03 June 2013
Three young musicians from Jersey are the first in the Channel Islands to win a nationally recognised Silver Arts Award.
To achieve the qualification, keyboard player Honor Butel (13), singer Joe Chadd (17) and guitarist Robbie Dark (17) organised Rock The Wharf, a music event designed to give young people under 13 the experience of playing live, performing on stage and being in a rock band. It took place at Liberty Wharf last September and attracted about 30-40 young people.
They are officially receiving their awards tonight at 8pm at La Motte Street Youth Centre. All three award winners are graduates of the Rock School and Gig School there and are experienced local musicians. To qualify for a Silver Arts Award they had to:
- organise an event
- work with an arts practitioner
- go to an arts event
- take up an arts challenge
For their Arts Leadership project – Rock The Wharf - they had to establish the principles behind their idea, plan practical steps to set it up, deliver it and demonstrate their ability to work together. They also had to review the project once it was completed.
The Silver Arts Award qualification, which is the arts world equivalent of the Duke of Edinburgh scheme, is recognised by employers, higher education establishments and the industry, and will help improve awardees’ chances to access arts-based courses and work in the sector.
La Motte Street Youth Centre has been running the national Arts Award for nearly two years and nine young people have passed at bronze level so far. This is the first time Jersey has put candidates forward for the silver level.
The Silver Award also requires young people to complete a number of other tasks including reporting on arts events, setting themselves a skills challenge working alongside a professional and, finally, undertaking a large project.
The senior youth worker at La Motte Street, Ivor Richards, oversees the award in Jersey. He said “The exciting thing about the award is that it not only broadens the skill-base of the students but also supports them in developing the management, communication and confidence skills to organise and execute arts events for others.
“The Youth Service is well placed to deliver this personal development style of work and now many creative young people have access to an award that only previously activity-based courses have offered.”
Going for gold
The three successful candidates are now able to start their Gold Arts Award, which could gain them up to 40 UCAS points for university entry.
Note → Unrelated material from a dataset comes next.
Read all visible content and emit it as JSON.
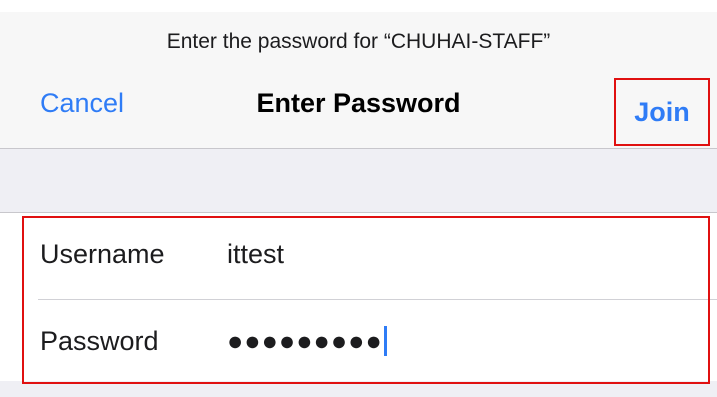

Deputy Rod Bryans, ESC Assistant Minister for Youth and Sport, added “The Arts Award is a significant achievement for young people. It requires an impressive level of dedication and creativity, which has to be channelled in an extremely mature way. It involves developing their own talent in new ways but also inspiring others, all skills potential employers will value. Congratulations to Honor, Joe and Robbie.”
Joe Chadd said “The Silver Arts Award has benefitted me greatly. It’s given me a chance to showcase my passions and learn new skills as well as push me towards what I want to do in the future in the performing arts. Also, the UCAS points I receive from completing the project will help me when it comes to applying for Performing Arts colleges. Also, as part of the project I learnt how to DJ from BBC Radio 1 competition winner Hannah Jacques and am still being taught. I will hopefully be playing paid gigs in the future.”
Rock The Wharf
Robbie Dark explained why he found the award valuable “Doing the Arts Award has benefited me considerably. The minor benefits included a broader appreciation of different types of music. This came from the Arts Event section of the Silver Arts Award where I went to see a jazz gig at the Arts Centre. I also learnt how to play the drums with an experienced drummer as part of my Arts Challenge. Finally, as part of my Arts Practitioner section I assisted a guitar tutor at La Motte Street's Rock Academy, which gave me an insight into their role as a teacher.
“The planning process for Rock The Wharf was the lengthiest part of the award, but it gave me some invaluable skills. These included planning development, group work, communication, prioritisation, creativity and more. Many of these skills I have gained from organising such an event are simply not taught in school, yet are fundamental when entering the working world. Having to organise a real event at a real venue for real people gave the skills I have gained from school a genuine practical application and, for that reason, I believe the Silver Arts Award is worth doing.”
Honor Butel added “At Liberty Wharf the band played for the afternoon and when any children came in we encouraged them to get up on the stage with us and play along with the instrument they chose to have a go on. I think about 30-40 people came in to the event and all the children that had a go said that they had really enjoyed it.”
Honor also worked alongside a glass guilder, who taught her how to apply gold leaf, and she reviewed a performance of Cirque Du Soleil that she saw at the Royal Albert Hall. She also chose to learn more about photography and aimed to create a poster that would change people’s views on discrimination.